### WHAT YOU HAVE TO DO
Write out each line of the entries below that holds the word "into".

### EXERCISE DATA
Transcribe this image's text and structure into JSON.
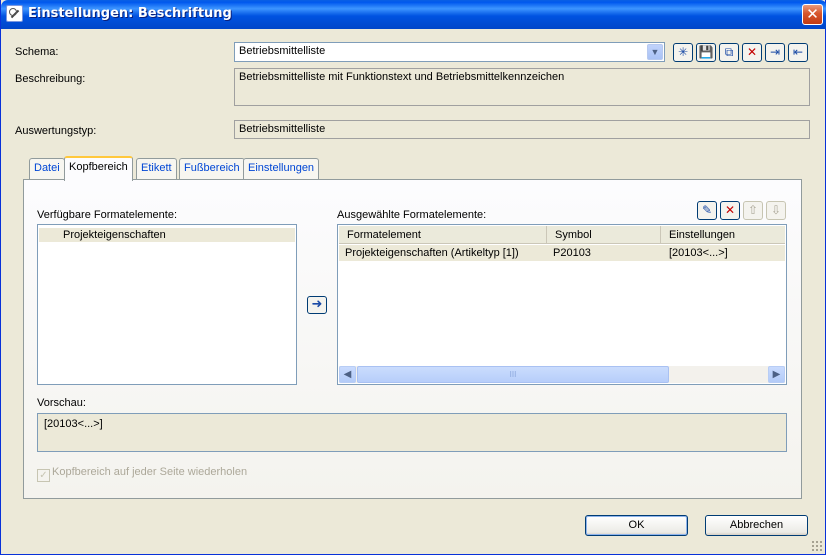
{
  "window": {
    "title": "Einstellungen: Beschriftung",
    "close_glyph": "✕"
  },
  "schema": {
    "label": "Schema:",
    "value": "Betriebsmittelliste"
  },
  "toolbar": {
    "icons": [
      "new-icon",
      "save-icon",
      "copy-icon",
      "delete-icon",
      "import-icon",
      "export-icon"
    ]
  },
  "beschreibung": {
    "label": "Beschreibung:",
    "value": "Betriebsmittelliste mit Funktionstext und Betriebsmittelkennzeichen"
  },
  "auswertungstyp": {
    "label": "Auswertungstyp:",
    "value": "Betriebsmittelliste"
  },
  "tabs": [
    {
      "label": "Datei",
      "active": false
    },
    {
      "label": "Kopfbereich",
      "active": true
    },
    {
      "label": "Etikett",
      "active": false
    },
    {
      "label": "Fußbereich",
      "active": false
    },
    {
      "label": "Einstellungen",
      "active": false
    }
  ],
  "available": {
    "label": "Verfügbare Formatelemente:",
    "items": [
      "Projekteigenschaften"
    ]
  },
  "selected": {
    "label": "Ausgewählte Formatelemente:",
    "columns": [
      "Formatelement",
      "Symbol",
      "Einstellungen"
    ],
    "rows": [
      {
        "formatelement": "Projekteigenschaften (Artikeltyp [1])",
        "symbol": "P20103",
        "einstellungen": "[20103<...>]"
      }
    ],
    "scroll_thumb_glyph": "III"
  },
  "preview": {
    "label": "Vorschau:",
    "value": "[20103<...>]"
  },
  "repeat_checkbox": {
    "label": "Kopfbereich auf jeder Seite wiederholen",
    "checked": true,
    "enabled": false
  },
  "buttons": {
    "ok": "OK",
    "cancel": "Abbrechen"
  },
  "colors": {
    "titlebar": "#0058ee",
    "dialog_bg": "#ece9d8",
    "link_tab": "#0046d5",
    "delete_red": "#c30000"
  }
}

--

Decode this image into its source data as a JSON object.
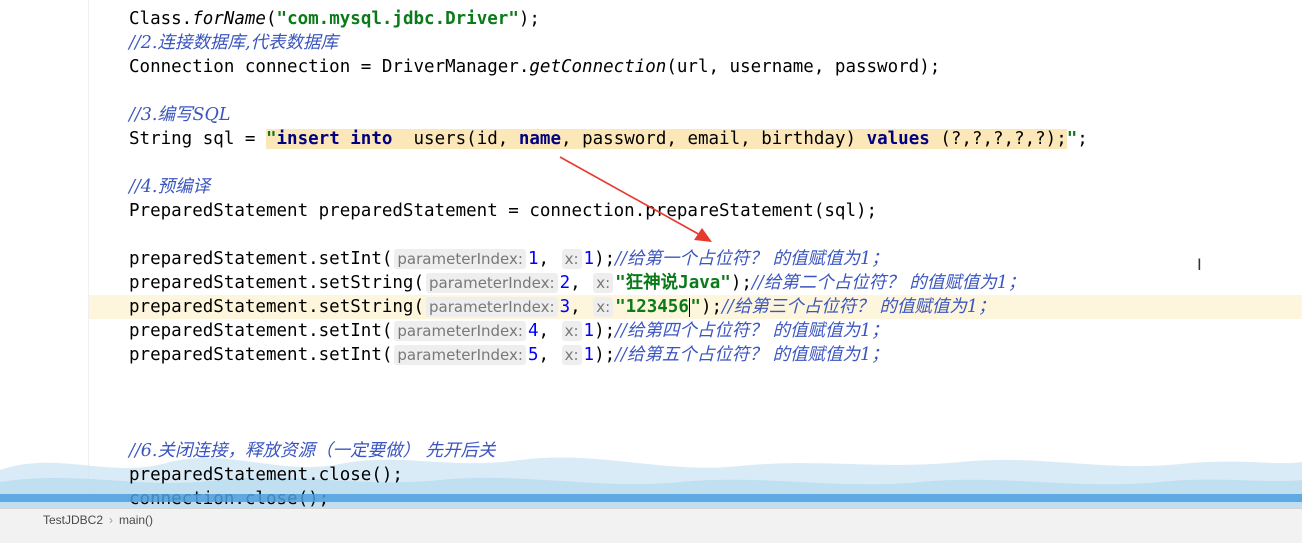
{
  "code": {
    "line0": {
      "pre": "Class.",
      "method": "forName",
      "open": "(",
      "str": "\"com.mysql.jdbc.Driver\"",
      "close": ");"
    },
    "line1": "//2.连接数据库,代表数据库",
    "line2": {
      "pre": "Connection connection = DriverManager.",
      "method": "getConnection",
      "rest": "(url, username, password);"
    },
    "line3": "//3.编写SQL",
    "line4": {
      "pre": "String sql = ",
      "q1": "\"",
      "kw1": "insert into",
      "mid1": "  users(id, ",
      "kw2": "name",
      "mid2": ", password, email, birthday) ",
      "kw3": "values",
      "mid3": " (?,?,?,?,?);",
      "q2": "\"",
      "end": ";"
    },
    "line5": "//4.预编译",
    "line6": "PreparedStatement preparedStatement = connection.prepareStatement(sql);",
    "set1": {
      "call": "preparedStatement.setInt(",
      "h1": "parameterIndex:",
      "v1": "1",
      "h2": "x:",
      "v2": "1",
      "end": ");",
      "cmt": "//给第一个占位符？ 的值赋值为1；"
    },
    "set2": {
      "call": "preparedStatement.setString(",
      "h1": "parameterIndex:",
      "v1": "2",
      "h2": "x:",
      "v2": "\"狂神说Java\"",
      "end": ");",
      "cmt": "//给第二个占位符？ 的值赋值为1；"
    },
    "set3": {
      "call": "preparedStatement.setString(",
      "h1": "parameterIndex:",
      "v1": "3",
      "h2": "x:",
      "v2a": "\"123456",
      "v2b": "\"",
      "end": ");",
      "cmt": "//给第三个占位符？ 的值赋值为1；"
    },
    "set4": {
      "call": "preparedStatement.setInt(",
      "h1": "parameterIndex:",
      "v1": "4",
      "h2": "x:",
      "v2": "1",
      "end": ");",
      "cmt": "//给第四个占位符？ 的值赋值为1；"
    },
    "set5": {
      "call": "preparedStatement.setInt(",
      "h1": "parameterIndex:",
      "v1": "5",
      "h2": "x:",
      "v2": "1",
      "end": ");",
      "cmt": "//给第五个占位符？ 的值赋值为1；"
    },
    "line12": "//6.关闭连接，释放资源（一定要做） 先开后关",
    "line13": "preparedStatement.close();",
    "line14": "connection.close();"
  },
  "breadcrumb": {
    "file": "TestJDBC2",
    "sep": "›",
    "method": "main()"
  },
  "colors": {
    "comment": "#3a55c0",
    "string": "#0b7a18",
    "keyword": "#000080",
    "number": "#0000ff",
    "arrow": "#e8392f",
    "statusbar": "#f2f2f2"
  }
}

### YOUR RESPONSE
Transcribe this image's text and structure into JSON.
Decode this image into its source data as a JSON object.
      "kw1": "insert into",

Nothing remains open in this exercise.